I have no grandchildren, a condition I blame on my own children, which I also do not have.  

But if I were the patriarch of a clan, I can imagine all the interesting questions the little toddlers would ask me, like the one posed in the title of this essay.  

Of course their question would raise some of my own:  

“Do you mean what ‘were’ blinkers?”  

“Are you talking about automobiles, people, or horses (in which case I believe you mean ‘blinders’)?  

“How do I respond to the question you just texted me?”  

In the amount of time (3 seconds) required for me to return to reality, my little darlings would have moved on to faceblocking their unfriends, or looking up the answer through Google.  

And since I had recently trotted out the expression “hoed out the guest room,” and received startled looks as a reply, prompting me to look up “hoed out” – meaning to remove crap with an ancient and honorable garden implement consisting of a long handle and a piece of iron set at right angles to the handle – only to discover a startling NEW and certainly colorful meaning to the expression (see for yourself: Urban Dictionary), I thought I should check my work in advance and look up “blinkers.”  

Imagine my surprise when I learned that “blinkers” IS an acceptable alternative for “blinders” on the bridle of a harness, causing me to wonder: “How did my nonexistent grandkids learn so much about horse racing?”  

Assuming, arguendo (simply for the ability to demonstrate my shady past working for attorneys), that my precious sprouts persisted in knowing the answer to their question, as well as further assuming, squabblendo, that I have not figured out how to access recorded episodes of “Matlock” or “Perry Mason,” I regale the infants with lore of yesteryear.  

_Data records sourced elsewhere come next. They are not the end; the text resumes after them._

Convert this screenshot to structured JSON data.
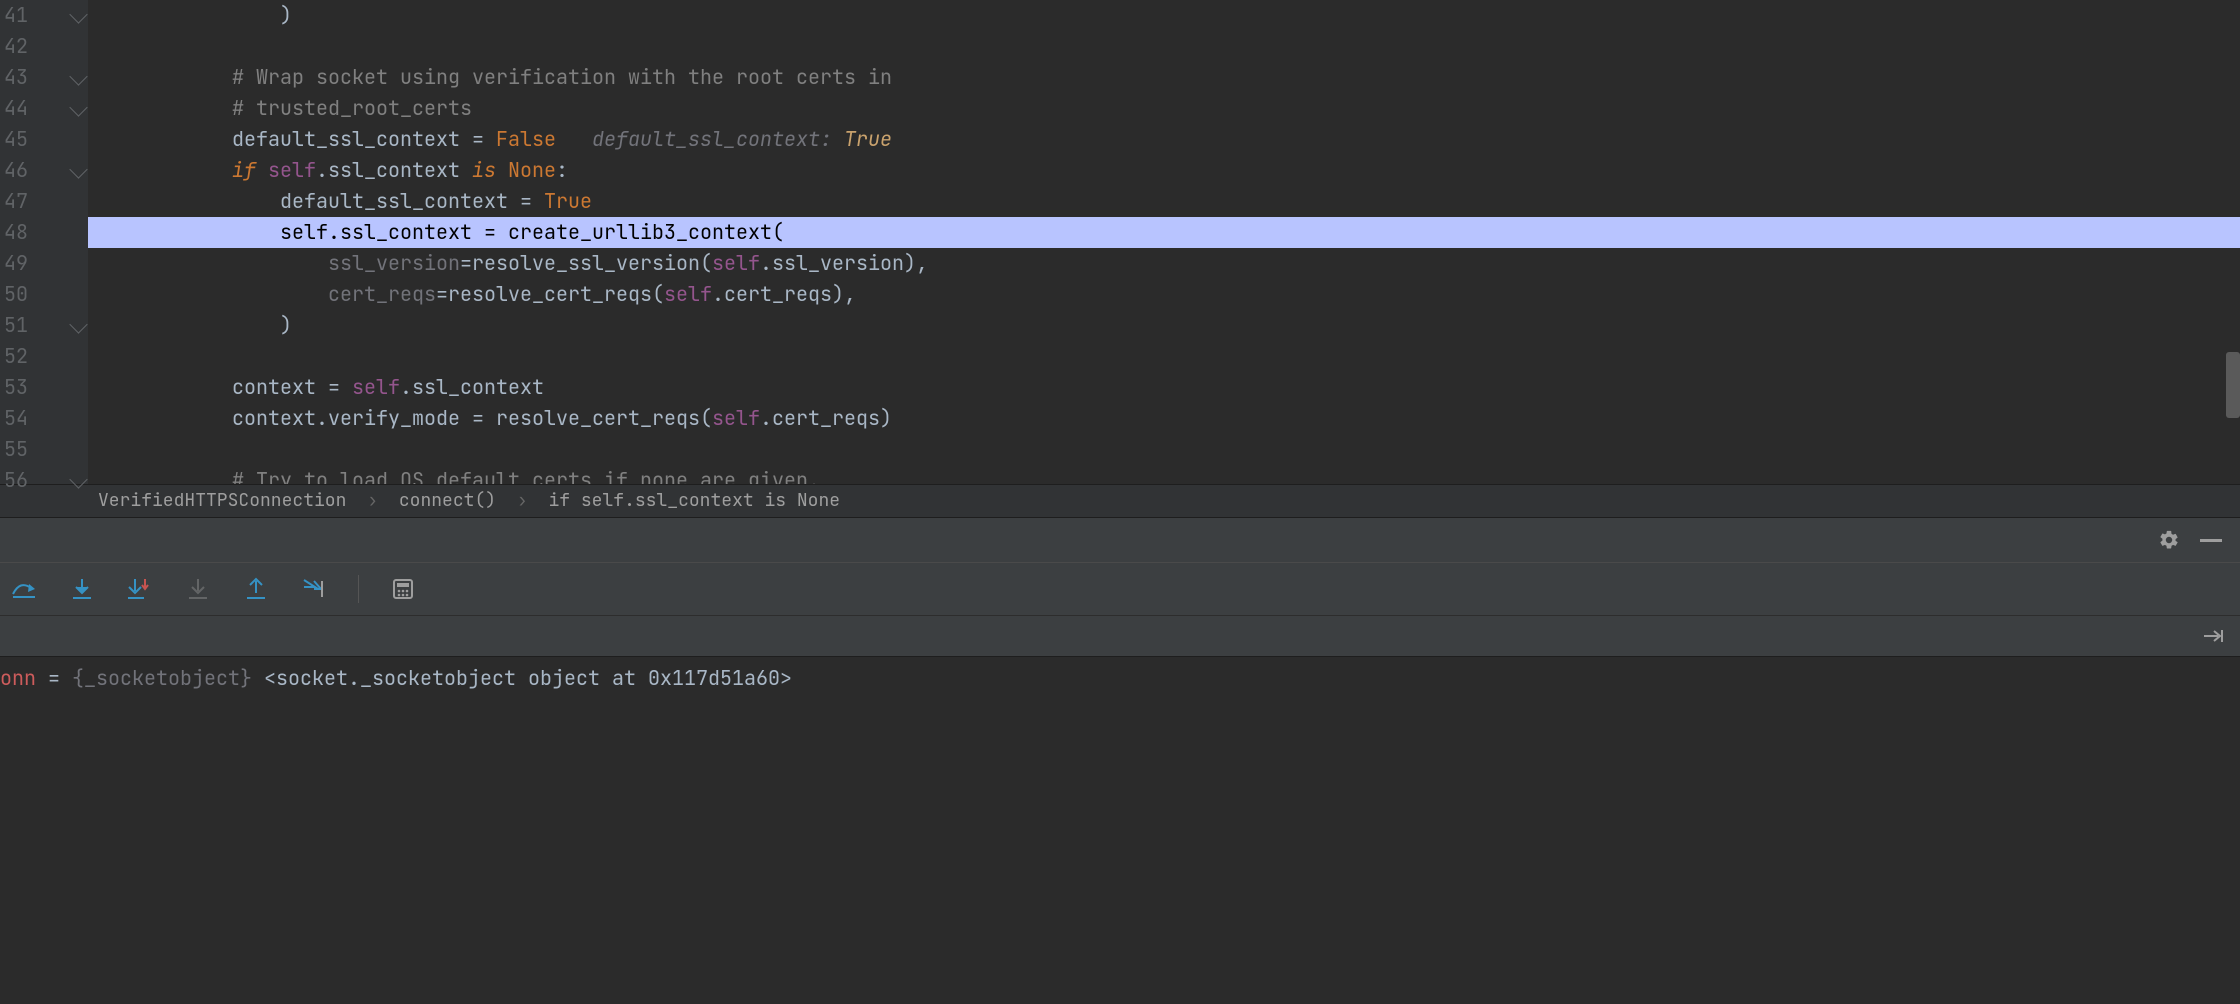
{
  "line_numbers": [
    "41",
    "42",
    "43",
    "44",
    "45",
    "46",
    "47",
    "48",
    "49",
    "50",
    "51",
    "52",
    "53",
    "54",
    "55",
    "56"
  ],
  "breakpoint_line": "48",
  "code": {
    "l41": {
      "indent": "                ",
      "t": ")"
    },
    "l43": "            # Wrap socket using verification with the root certs in",
    "l44": "            # trusted_root_certs",
    "l45": {
      "indent": "            ",
      "a": "default_ssl_context ",
      "eq": "= ",
      "v": "False",
      "hint_k": "   default_ssl_context: ",
      "hint_v": "True"
    },
    "l46": {
      "indent": "            ",
      "if": "if ",
      "self": "self",
      "dot": ".",
      "m": "ssl_context ",
      "is": "is ",
      "none": "None",
      "c": ":"
    },
    "l47": {
      "indent": "                ",
      "a": "default_ssl_context ",
      "eq": "= ",
      "v": "True"
    },
    "l48": {
      "indent": "                ",
      "self": "self",
      "dot": ".",
      "m": "ssl_context ",
      "eq": "= ",
      "fn": "create_urllib3_context",
      "p": "("
    },
    "l49": {
      "indent": "                    ",
      "an": "ssl_version",
      "eq": "=",
      "fn": "resolve_ssl_version",
      "p": "(",
      "self": "self",
      "dot": ".",
      "attr": "ssl_version",
      "pc": "),"
    },
    "l50": {
      "indent": "                    ",
      "an": "cert_reqs",
      "eq": "=",
      "fn": "resolve_cert_reqs",
      "p": "(",
      "self": "self",
      "dot": ".",
      "attr": "cert_reqs",
      "pc": "),"
    },
    "l51": {
      "indent": "                ",
      "t": ")"
    },
    "l53": {
      "indent": "            ",
      "a": "context ",
      "eq": "= ",
      "self": "self",
      "dot": ".",
      "m": "ssl_context"
    },
    "l54": {
      "indent": "            ",
      "a": "context",
      "dot": ".",
      "m": "verify_mode ",
      "eq": "= ",
      "fn": "resolve_cert_reqs",
      "p": "(",
      "self": "self",
      "dot2": ".",
      "attr": "cert_reqs",
      "pc": ")"
    },
    "l56": "            # Try to load OS default certs if none are given."
  },
  "breadcrumb": {
    "a": "VerifiedHTTPSConnection",
    "b": "connect()",
    "c": "if self.ssl_context is None"
  },
  "toolbar_icons": [
    "step-over",
    "step-into",
    "step-into-my",
    "force-step",
    "step-out",
    "run-to-cursor",
    "evaluate"
  ],
  "variable": {
    "name": "onn",
    "eq": " = ",
    "type": "{_socketobject}",
    "val": " <socket._socketobject object at 0x117d51a60>"
  }
}
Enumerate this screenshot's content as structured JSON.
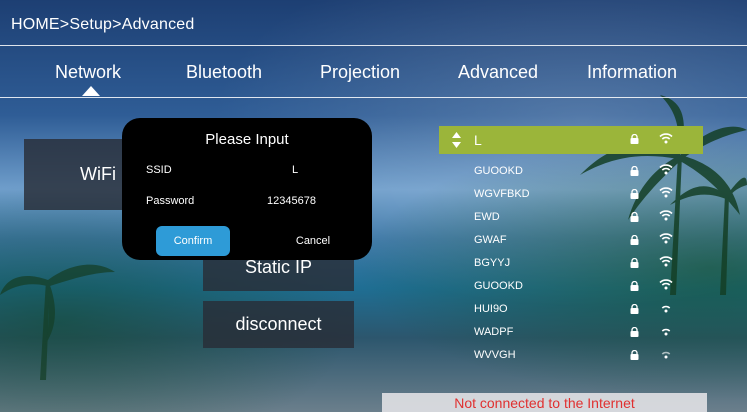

For, hard as it may be to believe, when I was young – and so still cared about things – drivers of automobiles would depress or raise a lever located on the steering column for the sole and express purpose of indicating, or “signaling,” other drivers in what direction we intended to hurl the 2-plus tons of metal and vinyl we piloted.  

Skipping over the insatiable curiosity of youth, peppering me with follow ups like:  

“What’s an automobile?”  

“What’s a column?” and  

“What’s a vinyl?”  

I educate the tykes by miming the action I have described, complete with sound effects for the “blinker”: “Tink DINK; Tink DINK; Tink DINK,” establishing with authority that I do not understand how mime works.  

Interpreting the glazing over of their eyes as an opportunity for a “teachable moment,” I lead them out to my car, and after pressing all the buttons on the key fob, realize I am attempting to unlock the vehicle with one of the seven remotes required to enjoy those detective programs I listed earlier (and you thought I wasn’t paying attention!).  

Correcting such an error is child’s play, of course, which is why I let the kids retrieve the proper electronic device. Then I gained access to the transportation appliance, started the engine, and clicked the directional signal into place. My hearing not being what it once was, I couldn’t be certain if it was making anything resembling the noise I had previously mimed aloud, so took my precious angels to the front and back of the car to witness the working of the blinkers.  

Having never seen these in use before, their inquisitiveness increased, and they asked, “How can you turn on blinkers while you’re texting?”  

But of course by this time, I am fast asleep.